The oil and gas industry has been challenged to rekindle its “pioneering spirit” in order to quicken the pace of the energy transition.
In many cases, the technology “is there” to tackle operational emissions, but a “conservative” attitude means it isn’t being adopted, according to Graeme Wilson, Worley’s (ASX: WOR) business development director.
He said “testing out” new processes and equipment offshore tends take companies a long time.
But by collaborating, the industry could begin to see “more significant step changes” in the advancement of technology.
Scrutiny of the North Sea oil and gas sector is at an all-time high, with Scotland’s hosting of COP26 leading many to call for an end to exploration and production.
In response, companies have committed to lowering their environmental impact and supporting the development of low carbon technologies, an ambition supported by the North Sea Transition Deal.
Mr Wilson said: “The technology is there and is advancing at quite a high level. What could happen more is the deployment of the technology on a more regular basis.
“We are quite conservative in what we do in the offshore environment; testing out new things takes a long time. If we can accelerate that, while working in collaboration, you’ll see more significant step changes in technology advancement.”
He added: “Within Worley, we’re investing a lot in digital; that allows us to watch our emissions, whether we’re doing projects of modifications, either offshore or onshore.
“We can then work in collaboration with the customer to see where that can be offset, as well as the reuse of materials – that’s a big thing within the industry.”
Mr Wilson was addressing attendees at the virtual launch of Oil and Gas UK’s (OGUK) Energy Transition Outlook 2021 on Thursday.
The study underlines the strides that companies are making in tackling their carbon footprint, with industry on track to achieve its target of a 50% cut in emissions by 2030.
A lot of work still needs to happen though and industry has been urged to rediscover its “flair” in order to ease the process along.
Mike Tholen, OGUK’s sustainability director, said: “Having watched the oil and gas industry for a long time, a willingness to try new technologies and ways of doing things some years ago was much higher than it is now.

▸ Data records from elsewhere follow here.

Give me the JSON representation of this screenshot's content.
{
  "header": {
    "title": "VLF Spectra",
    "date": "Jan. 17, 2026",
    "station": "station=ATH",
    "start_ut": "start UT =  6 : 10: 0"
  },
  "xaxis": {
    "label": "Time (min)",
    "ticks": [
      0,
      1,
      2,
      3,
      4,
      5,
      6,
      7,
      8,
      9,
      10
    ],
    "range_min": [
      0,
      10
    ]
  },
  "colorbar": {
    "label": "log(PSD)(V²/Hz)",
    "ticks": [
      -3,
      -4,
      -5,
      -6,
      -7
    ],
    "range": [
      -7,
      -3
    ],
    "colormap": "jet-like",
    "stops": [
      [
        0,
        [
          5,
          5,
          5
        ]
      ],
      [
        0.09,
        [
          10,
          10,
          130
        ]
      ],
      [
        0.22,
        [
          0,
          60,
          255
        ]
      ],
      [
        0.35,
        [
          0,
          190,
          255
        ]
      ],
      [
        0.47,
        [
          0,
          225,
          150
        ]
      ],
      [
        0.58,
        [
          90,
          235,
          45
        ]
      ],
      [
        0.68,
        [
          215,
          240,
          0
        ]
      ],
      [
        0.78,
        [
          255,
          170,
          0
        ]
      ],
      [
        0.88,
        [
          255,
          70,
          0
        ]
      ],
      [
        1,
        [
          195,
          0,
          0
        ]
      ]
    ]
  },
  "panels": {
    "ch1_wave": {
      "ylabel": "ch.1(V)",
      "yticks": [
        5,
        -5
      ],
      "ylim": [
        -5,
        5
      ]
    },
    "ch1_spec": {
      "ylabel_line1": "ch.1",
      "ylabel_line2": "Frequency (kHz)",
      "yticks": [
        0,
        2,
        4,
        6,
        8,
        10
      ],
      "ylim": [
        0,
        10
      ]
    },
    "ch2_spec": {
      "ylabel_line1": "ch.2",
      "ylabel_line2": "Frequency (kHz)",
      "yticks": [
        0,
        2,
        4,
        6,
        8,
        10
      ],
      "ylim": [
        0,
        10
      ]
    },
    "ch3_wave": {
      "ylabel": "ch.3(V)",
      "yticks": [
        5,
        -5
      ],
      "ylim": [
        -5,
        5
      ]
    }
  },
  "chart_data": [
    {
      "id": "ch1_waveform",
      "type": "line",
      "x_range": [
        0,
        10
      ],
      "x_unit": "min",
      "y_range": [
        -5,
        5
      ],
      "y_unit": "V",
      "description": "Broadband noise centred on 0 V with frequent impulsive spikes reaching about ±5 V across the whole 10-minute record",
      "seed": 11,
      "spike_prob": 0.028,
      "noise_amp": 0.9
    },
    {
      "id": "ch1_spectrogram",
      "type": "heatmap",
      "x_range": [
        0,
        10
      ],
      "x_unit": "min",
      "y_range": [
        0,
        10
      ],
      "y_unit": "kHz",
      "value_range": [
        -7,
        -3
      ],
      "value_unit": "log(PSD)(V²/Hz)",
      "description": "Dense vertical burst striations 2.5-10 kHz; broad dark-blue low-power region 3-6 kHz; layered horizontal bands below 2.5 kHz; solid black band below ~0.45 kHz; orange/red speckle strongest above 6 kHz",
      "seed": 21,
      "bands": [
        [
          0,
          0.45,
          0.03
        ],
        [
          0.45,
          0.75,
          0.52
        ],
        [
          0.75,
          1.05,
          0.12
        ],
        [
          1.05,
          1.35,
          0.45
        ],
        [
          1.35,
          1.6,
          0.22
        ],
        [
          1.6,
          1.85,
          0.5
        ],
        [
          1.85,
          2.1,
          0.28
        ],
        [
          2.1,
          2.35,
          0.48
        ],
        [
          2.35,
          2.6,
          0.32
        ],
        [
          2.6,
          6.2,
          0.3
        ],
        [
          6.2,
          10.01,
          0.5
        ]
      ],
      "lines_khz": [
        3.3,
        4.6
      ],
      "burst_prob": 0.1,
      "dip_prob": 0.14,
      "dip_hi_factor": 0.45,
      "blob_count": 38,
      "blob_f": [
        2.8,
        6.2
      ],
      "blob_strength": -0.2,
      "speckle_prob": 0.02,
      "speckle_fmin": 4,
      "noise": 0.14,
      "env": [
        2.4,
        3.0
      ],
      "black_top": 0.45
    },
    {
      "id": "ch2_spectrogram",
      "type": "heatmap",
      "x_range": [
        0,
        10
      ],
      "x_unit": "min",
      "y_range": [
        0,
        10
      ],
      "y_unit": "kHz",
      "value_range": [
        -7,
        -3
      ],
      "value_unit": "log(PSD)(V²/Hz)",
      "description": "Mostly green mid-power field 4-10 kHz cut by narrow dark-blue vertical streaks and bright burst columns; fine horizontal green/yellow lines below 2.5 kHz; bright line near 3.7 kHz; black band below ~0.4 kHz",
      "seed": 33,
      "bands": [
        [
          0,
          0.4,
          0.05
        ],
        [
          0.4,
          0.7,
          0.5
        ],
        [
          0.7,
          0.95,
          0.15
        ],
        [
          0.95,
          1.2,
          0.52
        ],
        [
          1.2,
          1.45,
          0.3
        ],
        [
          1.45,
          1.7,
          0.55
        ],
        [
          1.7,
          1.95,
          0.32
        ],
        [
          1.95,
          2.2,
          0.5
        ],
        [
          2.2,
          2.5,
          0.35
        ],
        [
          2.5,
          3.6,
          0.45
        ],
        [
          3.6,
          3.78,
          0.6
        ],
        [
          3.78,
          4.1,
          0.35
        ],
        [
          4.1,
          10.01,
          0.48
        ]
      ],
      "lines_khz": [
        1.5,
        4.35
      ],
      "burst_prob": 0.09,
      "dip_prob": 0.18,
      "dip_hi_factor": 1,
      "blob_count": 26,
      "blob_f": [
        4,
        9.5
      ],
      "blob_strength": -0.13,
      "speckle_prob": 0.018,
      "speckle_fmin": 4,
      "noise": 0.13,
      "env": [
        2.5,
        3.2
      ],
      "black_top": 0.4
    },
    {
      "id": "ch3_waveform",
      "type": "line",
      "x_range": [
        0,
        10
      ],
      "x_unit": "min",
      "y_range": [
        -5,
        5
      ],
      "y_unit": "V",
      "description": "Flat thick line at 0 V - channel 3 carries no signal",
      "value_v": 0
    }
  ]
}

“We’re part of an energy revolution and we need to get back to that pioneering spirit again, rather than just process managing everything. A bit more innovation, a bit more flair.”